As a halfway educated man, I wonder why I like hanging out in shopping malls. There’s an understood mandate among we liberal arts types to despise such centers of consumerism, with their calculated storefront designs and cleverly displayed merchandise; and the hardly hidden motive for profit, which is one small, capitalist step away from greedy excess. In other words, the mall is a two-storied, soulless gallery of deception. Yet this store across from me right now, called Altar’d State, looks inviting, even though I think it’s geared toward women. The letters in the name are clean and modern, and they’re evenly centered above the entrance, on a slanted, wooden awning that runs nearly the width of the store. The tall windows are arched and contain rectangular bits of stained glass, all in various shades of brown, beige, tan, and off-white (I imagine that at some point, someone used words like “khaki” and “cream”). The facade reminds me a little bit of Macaroni Grill, which has even further pleasant associations. Anyway, staring at Altar’d State, it strikes me that mall storefronts are a little like television shows: just as TV gives us artificial slices of life on one convenient screen, the mall gives us artificial slices of architecture in one convenient location. Neither is what you would call real life or fine architecture, but they both seem to be enough. They both seem to satisfy some vagrant need for spectacle.
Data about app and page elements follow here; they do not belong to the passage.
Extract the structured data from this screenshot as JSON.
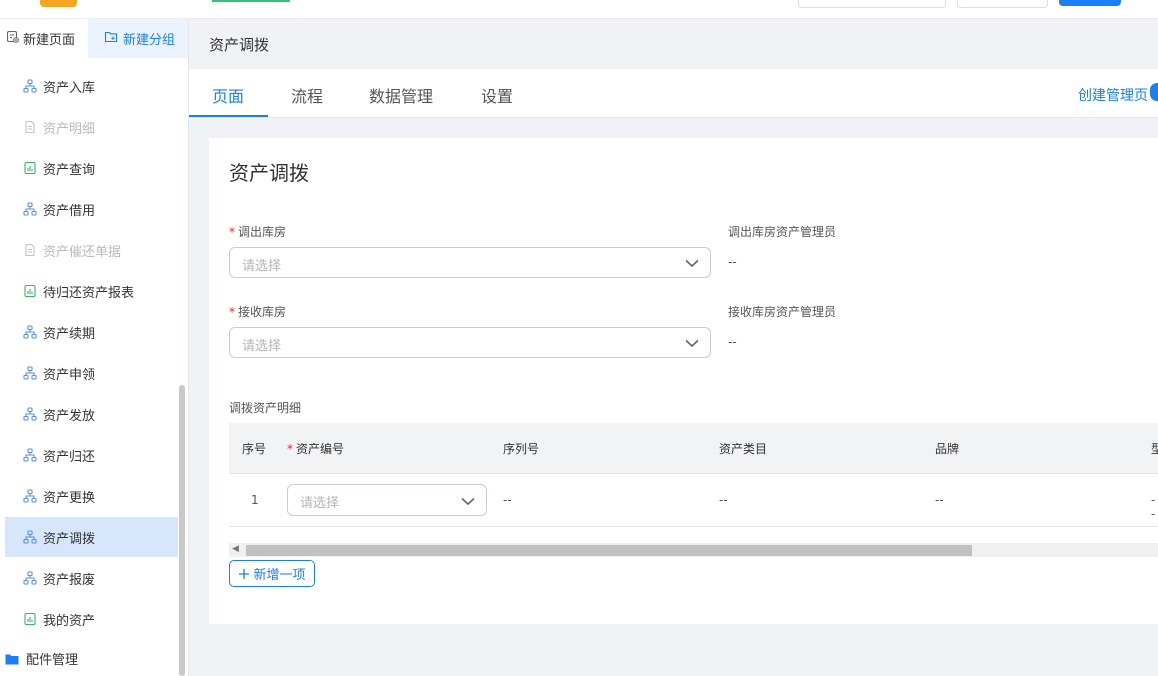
{
  "sidebar": {
    "new_page": "新建页面",
    "new_group": "新建分组",
    "items": [
      {
        "label": "资产入库",
        "icon": "flow-icon",
        "state": "normal"
      },
      {
        "label": "资产明细",
        "icon": "document-icon",
        "state": "disabled"
      },
      {
        "label": "资产查询",
        "icon": "report-icon",
        "state": "normal"
      },
      {
        "label": "资产借用",
        "icon": "flow-icon",
        "state": "normal"
      },
      {
        "label": "资产催还单据",
        "icon": "document-icon",
        "state": "disabled"
      },
      {
        "label": "待归还资产报表",
        "icon": "report-icon",
        "state": "normal"
      },
      {
        "label": "资产续期",
        "icon": "flow-icon",
        "state": "normal"
      },
      {
        "label": "资产申领",
        "icon": "flow-icon",
        "state": "normal"
      },
      {
        "label": "资产发放",
        "icon": "flow-icon",
        "state": "normal"
      },
      {
        "label": "资产归还",
        "icon": "flow-icon",
        "state": "normal"
      },
      {
        "label": "资产更换",
        "icon": "flow-icon",
        "state": "normal"
      },
      {
        "label": "资产调拨",
        "icon": "flow-icon",
        "state": "active"
      },
      {
        "label": "资产报废",
        "icon": "flow-icon",
        "state": "normal"
      },
      {
        "label": "我的资产",
        "icon": "report-icon",
        "state": "normal"
      }
    ],
    "folder": "配件管理"
  },
  "main": {
    "title": "资产调拨",
    "tabs": [
      "页面",
      "流程",
      "数据管理",
      "设置"
    ],
    "active_tab": "页面",
    "create_link": "创建管理页"
  },
  "form": {
    "title": "资产调拨",
    "out_warehouse_label": "调出库房",
    "out_warehouse_placeholder": "请选择",
    "out_admin_label": "调出库房资产管理员",
    "out_admin_value": "--",
    "in_warehouse_label": "接收库房",
    "in_warehouse_placeholder": "请选择",
    "in_admin_label": "接收库房资产管理员",
    "in_admin_value": "--",
    "detail_label": "调拨资产明细",
    "required_mark": "*",
    "table": {
      "headers": [
        "序号",
        "资产编号",
        "序列号",
        "资产类目",
        "品牌",
        "型"
      ],
      "rows": [
        {
          "index": "1",
          "asset_code_placeholder": "请选择",
          "serial": "--",
          "category": "--",
          "brand": "--",
          "model": "--"
        }
      ]
    },
    "add_button": "新增一项"
  },
  "colors": {
    "accent": "#1a7ff5",
    "active_bg": "#d6e6fb",
    "required": "#f5222d"
  }
}
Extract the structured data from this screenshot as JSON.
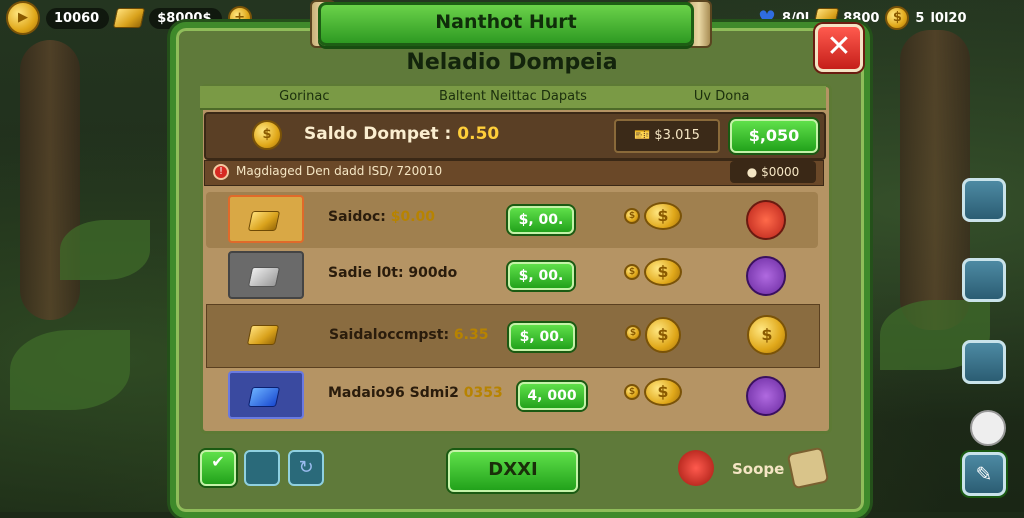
{
  "hud": {
    "coins_left": "10060",
    "gold_value": "$8000$",
    "gems_value": "8/0l",
    "gold_right": "8800",
    "right_count": "5",
    "right_total": "l0l20"
  },
  "window": {
    "banner_title": "Nanthot Hurt",
    "title": "Neladio Dompeia",
    "close_icon": "✕"
  },
  "tabs": [
    "Gorinac",
    "Baltent Neittac Dapats",
    "Uv Dona"
  ],
  "wallet": {
    "label": "Saldo Dompet :",
    "value": "0.50",
    "price": "$3.015",
    "buy_label": "$,050"
  },
  "notice": {
    "text": "Magdiaged Den dadd ISD/ 720010",
    "right_value": "$0000"
  },
  "items": [
    {
      "label": "Saidoc:",
      "value": "$0.00",
      "button": "$, 00.",
      "icon": "gold-bar-icon",
      "reward_icon": "red-arrow-icon"
    },
    {
      "label": "Sadie l0t: 900do",
      "value": "",
      "button": "$, 00.",
      "icon": "silver-bar-icon",
      "reward_icon": "purple-bowl-icon"
    },
    {
      "label": "Saidaloccmpst:",
      "value": "6.35",
      "button": "$, 00.",
      "icon": "gold-bar-icon",
      "reward_icon": "gold-coin-icon"
    },
    {
      "label": "Madaio96 Sdmi2",
      "value": "0353",
      "button": "4, 000",
      "icon": "blue-bar-icon",
      "reward_icon": "purple-bowl-icon"
    }
  ],
  "footer": {
    "main_button": "DXXI",
    "right_label": "Soope"
  },
  "colors": {
    "frame_green": "#3f8a2b",
    "button_green": "#22a21b",
    "close_red": "#c51f1a",
    "gold": "#e0a81a"
  }
}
Maybe its the cleanliness and brightness that I love at the mall, and the good smells, and the splashes of color in the makeup department at Belk. The fact that the mall is climate-controlled is a definite plus, and opportunities for people-watching abound (even though most of the adults seem to be nursing a low-grade misery). Also, there’s something to be said about the pairing of familiar stores, like Dillard’s, with stores I’ve never heard of, like Native and Nomad. It’s as if the mall is saying, “I know who I am, yet I also like trying new things.” Humans like that kind of spirit.
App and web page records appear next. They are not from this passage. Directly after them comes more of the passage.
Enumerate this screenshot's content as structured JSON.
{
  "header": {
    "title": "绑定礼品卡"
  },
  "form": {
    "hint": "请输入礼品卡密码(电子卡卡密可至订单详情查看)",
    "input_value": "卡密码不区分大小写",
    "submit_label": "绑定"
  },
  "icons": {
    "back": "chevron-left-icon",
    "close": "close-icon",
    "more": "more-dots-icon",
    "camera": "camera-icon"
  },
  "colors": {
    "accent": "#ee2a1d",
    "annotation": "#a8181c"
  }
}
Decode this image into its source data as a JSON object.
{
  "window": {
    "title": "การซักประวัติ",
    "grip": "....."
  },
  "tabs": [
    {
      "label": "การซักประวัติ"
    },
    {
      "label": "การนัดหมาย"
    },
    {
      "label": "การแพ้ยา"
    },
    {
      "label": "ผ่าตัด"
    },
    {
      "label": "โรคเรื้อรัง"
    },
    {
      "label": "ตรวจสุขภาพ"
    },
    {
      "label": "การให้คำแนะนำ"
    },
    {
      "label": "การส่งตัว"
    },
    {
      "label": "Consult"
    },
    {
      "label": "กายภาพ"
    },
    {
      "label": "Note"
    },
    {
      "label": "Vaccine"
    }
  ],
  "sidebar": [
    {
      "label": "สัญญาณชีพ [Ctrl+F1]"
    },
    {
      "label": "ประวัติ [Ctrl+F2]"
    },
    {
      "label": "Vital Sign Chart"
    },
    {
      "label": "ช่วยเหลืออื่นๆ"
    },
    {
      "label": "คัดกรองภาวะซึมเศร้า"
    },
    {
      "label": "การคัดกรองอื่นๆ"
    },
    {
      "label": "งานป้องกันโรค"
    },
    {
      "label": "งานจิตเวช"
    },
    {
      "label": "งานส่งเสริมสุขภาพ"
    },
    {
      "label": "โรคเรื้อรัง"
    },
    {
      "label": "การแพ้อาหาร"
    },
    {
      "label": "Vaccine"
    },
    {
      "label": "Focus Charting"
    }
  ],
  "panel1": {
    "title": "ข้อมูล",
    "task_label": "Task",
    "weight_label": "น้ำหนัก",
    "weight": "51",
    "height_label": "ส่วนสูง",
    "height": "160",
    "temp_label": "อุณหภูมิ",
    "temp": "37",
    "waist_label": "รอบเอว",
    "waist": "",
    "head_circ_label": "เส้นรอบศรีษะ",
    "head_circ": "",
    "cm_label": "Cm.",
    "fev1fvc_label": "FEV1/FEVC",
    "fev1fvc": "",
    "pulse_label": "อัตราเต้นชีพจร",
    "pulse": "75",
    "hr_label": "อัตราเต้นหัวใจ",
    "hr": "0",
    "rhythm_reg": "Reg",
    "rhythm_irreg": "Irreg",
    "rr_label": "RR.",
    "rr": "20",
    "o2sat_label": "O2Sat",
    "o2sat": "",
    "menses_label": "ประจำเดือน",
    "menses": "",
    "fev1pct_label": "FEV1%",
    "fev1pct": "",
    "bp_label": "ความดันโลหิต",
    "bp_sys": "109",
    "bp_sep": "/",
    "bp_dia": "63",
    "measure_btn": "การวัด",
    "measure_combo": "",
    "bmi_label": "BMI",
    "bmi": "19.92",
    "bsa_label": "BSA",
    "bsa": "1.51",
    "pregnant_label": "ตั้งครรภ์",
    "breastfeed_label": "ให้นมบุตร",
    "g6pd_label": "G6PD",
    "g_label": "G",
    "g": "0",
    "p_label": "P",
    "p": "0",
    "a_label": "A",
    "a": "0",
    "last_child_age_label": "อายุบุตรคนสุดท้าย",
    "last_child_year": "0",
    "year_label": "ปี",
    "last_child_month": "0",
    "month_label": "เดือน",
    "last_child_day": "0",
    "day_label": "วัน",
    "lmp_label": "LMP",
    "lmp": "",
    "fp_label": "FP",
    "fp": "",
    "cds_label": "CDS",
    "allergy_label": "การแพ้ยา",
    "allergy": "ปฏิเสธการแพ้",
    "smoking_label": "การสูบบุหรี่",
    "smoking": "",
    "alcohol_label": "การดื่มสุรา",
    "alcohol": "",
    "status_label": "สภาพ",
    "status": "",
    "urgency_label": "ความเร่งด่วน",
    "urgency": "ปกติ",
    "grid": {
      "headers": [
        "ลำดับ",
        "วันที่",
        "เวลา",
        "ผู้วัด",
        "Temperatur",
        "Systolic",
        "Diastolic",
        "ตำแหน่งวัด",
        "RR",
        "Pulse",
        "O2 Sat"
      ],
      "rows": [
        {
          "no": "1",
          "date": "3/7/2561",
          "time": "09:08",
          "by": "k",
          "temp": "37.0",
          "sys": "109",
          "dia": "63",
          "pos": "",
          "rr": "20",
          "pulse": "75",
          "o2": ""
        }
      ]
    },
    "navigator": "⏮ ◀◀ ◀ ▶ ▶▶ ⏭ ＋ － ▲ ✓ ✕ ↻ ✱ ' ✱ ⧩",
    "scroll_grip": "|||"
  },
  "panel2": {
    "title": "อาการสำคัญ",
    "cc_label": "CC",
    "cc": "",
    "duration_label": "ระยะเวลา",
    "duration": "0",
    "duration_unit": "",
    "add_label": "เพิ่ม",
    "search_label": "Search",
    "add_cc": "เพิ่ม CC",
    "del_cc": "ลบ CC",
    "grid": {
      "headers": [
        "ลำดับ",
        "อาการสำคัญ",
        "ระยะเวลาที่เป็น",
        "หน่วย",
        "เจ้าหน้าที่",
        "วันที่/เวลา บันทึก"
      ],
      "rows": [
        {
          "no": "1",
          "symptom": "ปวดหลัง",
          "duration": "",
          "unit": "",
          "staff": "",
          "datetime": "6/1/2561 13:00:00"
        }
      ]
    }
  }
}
Inevitably, I begin to wonder what this desire to be in the mall says about me. Am I drawn by the scent of retail? By its implied promise that happiness can be bought? Yet I almost never buy anything. (But I could. But I don’t. It goes back and forth.) To embrace the idea that buying brings happiness is, of course, shallow. So if I do get some kind of thrill from close proximity to retail, I hope that it is only a vicarious one. Perhaps the fascination is an expression of social class: an overlap of the working-class obsession over brand names with the middle-class obsession over buying power. This doesn’t feel quite accurate either, though. I shook brand-name obsession decades ago (I like to think), and as I’ve already said, I almost never buy anything. Or maybe, like most Americans, discussions of social class put me on edge, so I’ll drop that. Anyway, I think I’m gonna just drop this whole thing. I’m beginning to feel shallow.